LOS ANGELES (Reuters) – Hollywood actor Danny Trejo, known for his tough-guy roles in such films as ‘Machete,’ helped rescue a young boy who was trapped in a car that overturned in a Los Angeles traffic collision on Wednesday.
FILE PHOTO: Dec 30, 2018; Los Angeles, CA, USA; American actor Danny Trejo reacts during the game against the San Francisco 49ers at Los Angeles Memorial Coliseum. The Rams defeated the 49ers 48-31. Mandatory Credit: Kirby Lee-USA TODAY Sports – 11920926
Trejo, 75, told television station KABC-TV he was on his way to an auto mechanic in L.A.’s Sylmar neighborhood when he saw a motorist run a red light and crash into another car, which flipped over onto its roof in the intersection.
The boy, strapped into his car seat in the back of the car, and his grandmother, who had been driving, were both trapped in the overturned, partially crushed vehicle.
Trejo and another bystander – a woman who identified herself as Monica Jackson – teamed up to free the child before emergency personnel arrived on the scene, they said.
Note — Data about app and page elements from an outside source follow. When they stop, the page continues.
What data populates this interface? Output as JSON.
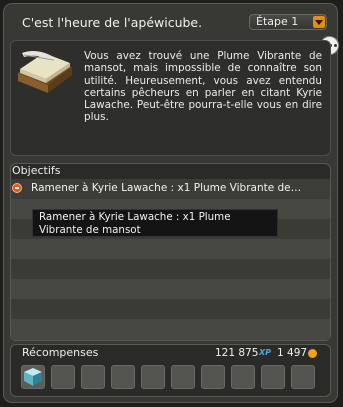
{
  "header": {
    "title": "C'est l'heure de l'apéwicube.",
    "step_label": "Étape 1"
  },
  "description": {
    "text": "Vous avez trouvé une Plume Vibrante de mansot, mais impossible de connaître son utilité. Heureusement, vous avez entendu certains pêcheurs en parler en citant Kyrie Lawache. Peut-être pourra-t-elle vous en dire plus."
  },
  "objectives": {
    "header": "Objectifs",
    "items": [
      {
        "text": "Ramener à Kyrie Lawache : x1 Plume Vibrante de…",
        "tooltip": "Ramener à Kyrie Lawache : x1 Plume Vibrante de mansot",
        "status_icon": "objective-incomplete-icon"
      }
    ]
  },
  "rewards": {
    "header": "Récompenses",
    "xp_value": "121 875",
    "xp_label": "XP",
    "kamas_value": "1 497",
    "slot_count": 10,
    "first_slot_icon": "cube-icon"
  },
  "colors": {
    "accent_orange": "#e38c12",
    "xp_blue": "#4fa7e4",
    "kama_gold": "#f0a21c"
  }
}
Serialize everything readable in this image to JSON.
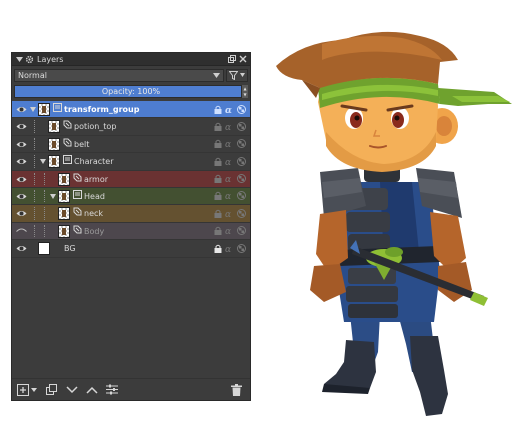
{
  "panel": {
    "title": "Layers",
    "blend_mode": "Normal",
    "opacity_label": "Opacity:  100%",
    "opacity_value": 1.0
  },
  "layers": [
    {
      "name": "transform_group",
      "depth": 0,
      "type": "group",
      "selected": true,
      "visible": true,
      "color_label": "selected"
    },
    {
      "name": "potion_top",
      "depth": 1,
      "type": "transform",
      "visible": true,
      "color_label": "none"
    },
    {
      "name": "belt",
      "depth": 1,
      "type": "transform",
      "visible": true,
      "color_label": "none"
    },
    {
      "name": "Character",
      "depth": 1,
      "type": "group",
      "visible": true,
      "color_label": "none"
    },
    {
      "name": "armor",
      "depth": 2,
      "type": "transform",
      "visible": true,
      "color_label": "red"
    },
    {
      "name": "Head",
      "depth": 2,
      "type": "group",
      "visible": true,
      "color_label": "green"
    },
    {
      "name": "neck",
      "depth": 2,
      "type": "transform",
      "visible": true,
      "color_label": "orange"
    },
    {
      "name": "Body",
      "depth": 2,
      "type": "transform",
      "visible": false,
      "color_label": "gray"
    },
    {
      "name": "BG",
      "depth": 0,
      "type": "paint",
      "visible": true,
      "locked": true,
      "color_label": "none"
    }
  ],
  "colors": {
    "panel_bg": "#3c3c3c",
    "selection": "#4e7dd0",
    "label_red": "#6a3232",
    "label_green": "#435031",
    "label_orange": "#645130",
    "label_gray": "#4d474d"
  },
  "icons": {
    "titlebar": [
      "collapse-arrow-icon",
      "gear-icon",
      "float-icon",
      "close-icon"
    ],
    "toolbar": [
      "dropdown-arrow-icon",
      "filter-icon",
      "chevron-down-icon"
    ],
    "layer_props": [
      "lock-icon",
      "alpha-lock-icon",
      "inherit-alpha-icon"
    ],
    "bottombar": [
      "add-layer-icon",
      "dropdown-arrow-icon",
      "duplicate-icon",
      "move-down-icon",
      "move-up-icon",
      "properties-icon",
      "delete-icon"
    ]
  }
}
Jackson crawled in on one side of the wreck to unbuckle the boy from his car seat, and Trejo pulled the child out from the other side.
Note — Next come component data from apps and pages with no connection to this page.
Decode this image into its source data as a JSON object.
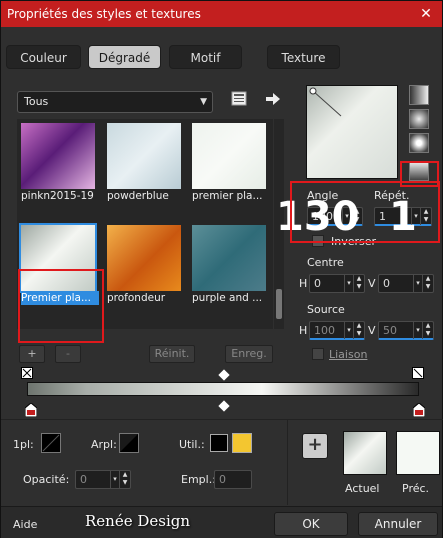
{
  "window": {
    "title": "Propriétés des styles et textures",
    "close": "✕"
  },
  "tabs": [
    {
      "label": "Couleur"
    },
    {
      "label": "Dégradé"
    },
    {
      "label": "Motif"
    },
    {
      "label": "Texture"
    }
  ],
  "category": {
    "selected": "Tous"
  },
  "gradients": [
    {
      "label": "pinkn2015-19"
    },
    {
      "label": "powderblue"
    },
    {
      "label": "premier pla..."
    },
    {
      "label": "Premier pla..."
    },
    {
      "label": "profondeur"
    },
    {
      "label": "purple and ..."
    }
  ],
  "library_buttons": {
    "add": "+",
    "remove": "-",
    "reset": "Réinit.",
    "save": "Enreg."
  },
  "angle": {
    "label": "Angle",
    "value": "130"
  },
  "repeat": {
    "label": "Répét.",
    "value": "1"
  },
  "invert": {
    "label": "Inverser"
  },
  "center": {
    "label": "Centre",
    "h_label": "H",
    "h_value": "0",
    "v_label": "V",
    "v_value": "0"
  },
  "source": {
    "label": "Source",
    "h_label": "H",
    "h_value": "100",
    "v_label": "V",
    "v_value": "50",
    "link_label": "Liaison"
  },
  "annotations": {
    "angle_big": "130",
    "repeat_big": "1"
  },
  "stops": {
    "one_pl_label": "1pl:",
    "arpl_label": "Arpl:",
    "util_label": "Util.:",
    "opacity_label": "Opacité:",
    "opacity_value": "0",
    "empl_label": "Empl.:",
    "empl_value": "0"
  },
  "preview": {
    "current_label": "Actuel",
    "previous_label": "Préc.",
    "add": "+"
  },
  "footer": {
    "help": "Aide",
    "brand": "Renée Design",
    "ok": "OK",
    "cancel": "Annuler"
  },
  "colors": {
    "accent": "#c31f1f",
    "selection": "#2f8ce0",
    "user_color": "#f3c630"
  }
}
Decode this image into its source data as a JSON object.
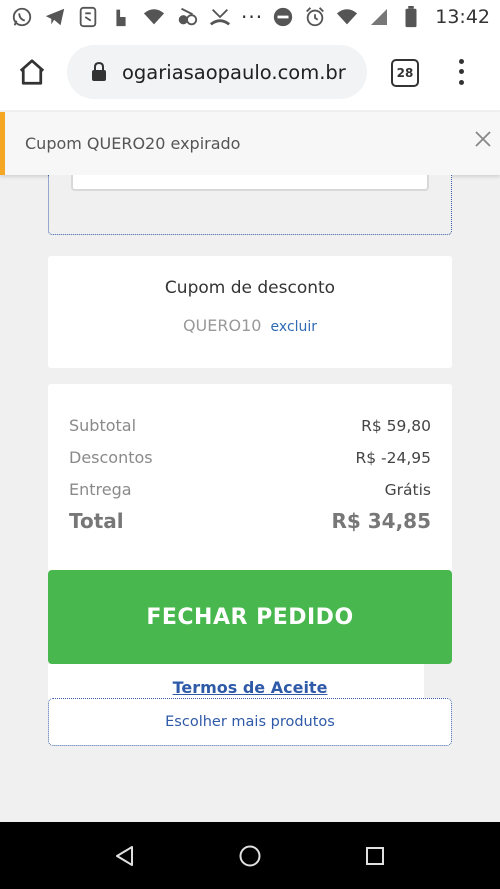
{
  "status_bar": {
    "time": "13:42",
    "overflow": "···",
    "icons_left": [
      "whatsapp-icon",
      "telegram-icon",
      "app-icon",
      "notification-icon",
      "wifi-icon",
      "mute-icon",
      "missed-call-icon"
    ],
    "icons_right": [
      "do-not-disturb-icon",
      "alarm-icon",
      "wifi-icon",
      "signal-icon",
      "battery-icon"
    ]
  },
  "browser": {
    "url": "ogariasaopaulo.com.br",
    "tab_count": "28"
  },
  "toast": {
    "message": "Cupom QUERO20 expirado",
    "accent_color": "#f5a623"
  },
  "coupon": {
    "title": "Cupom de desconto",
    "code": "QUERO10",
    "remove_label": "excluir"
  },
  "summary": {
    "subtotal_label": "Subtotal",
    "subtotal_value": "R$ 59,80",
    "discount_label": "Descontos",
    "discount_value": "R$ -24,95",
    "delivery_label": "Entrega",
    "delivery_value": "Grátis",
    "total_label": "Total",
    "total_value": "R$ 34,85"
  },
  "actions": {
    "checkout_label": "FECHAR PEDIDO",
    "checkout_color": "#48b74d",
    "terms_label": "Termos de Aceite",
    "more_products_label": "Escolher mais produtos"
  }
}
The actor said he had to calm the boy down before he was able to free the child.
“He was panicked, and I said, ‘OK, we have to use our superpowers,’ and so he screamed, ‘Superpowers!’ and we started yelling, ‘Superpowers,’” Trejo recounted. “We got kind of, like, a bond, I guess.”
Trejo stayed with the boy after he was freed until his grandmother was pulled to safety by rescue workers.
KABC-TV reported that nobody was seriously injured, although three people, including the grandmother and young boy, were taken to a hospital for medical evaluation.
A city fire department spokeswoman confirmed that two cars collided at the intersection in question, that one overturned, and that three people were transported from the scene, but was unable to furnish further details.
Trejo overcame a troubled youth in which he served time in prison before breaking into film and television, going on to become a prolific actor who usually played bad guys and heavies, roles for which his heavily lined, scarred facial features made him all the more convincing.
In addition to credits in such films as ‘Heat,’ ‘Con Air’ and ‘Desperado,’ he is perhaps most recognized as the character Machete in the ‘Spy Kids’ movies and later in his own ‘Machete’ action film and its sequel, ‘Machete Kills.’
Reporting by Steve Gorman in Los Angeles; Editing by Paul Tait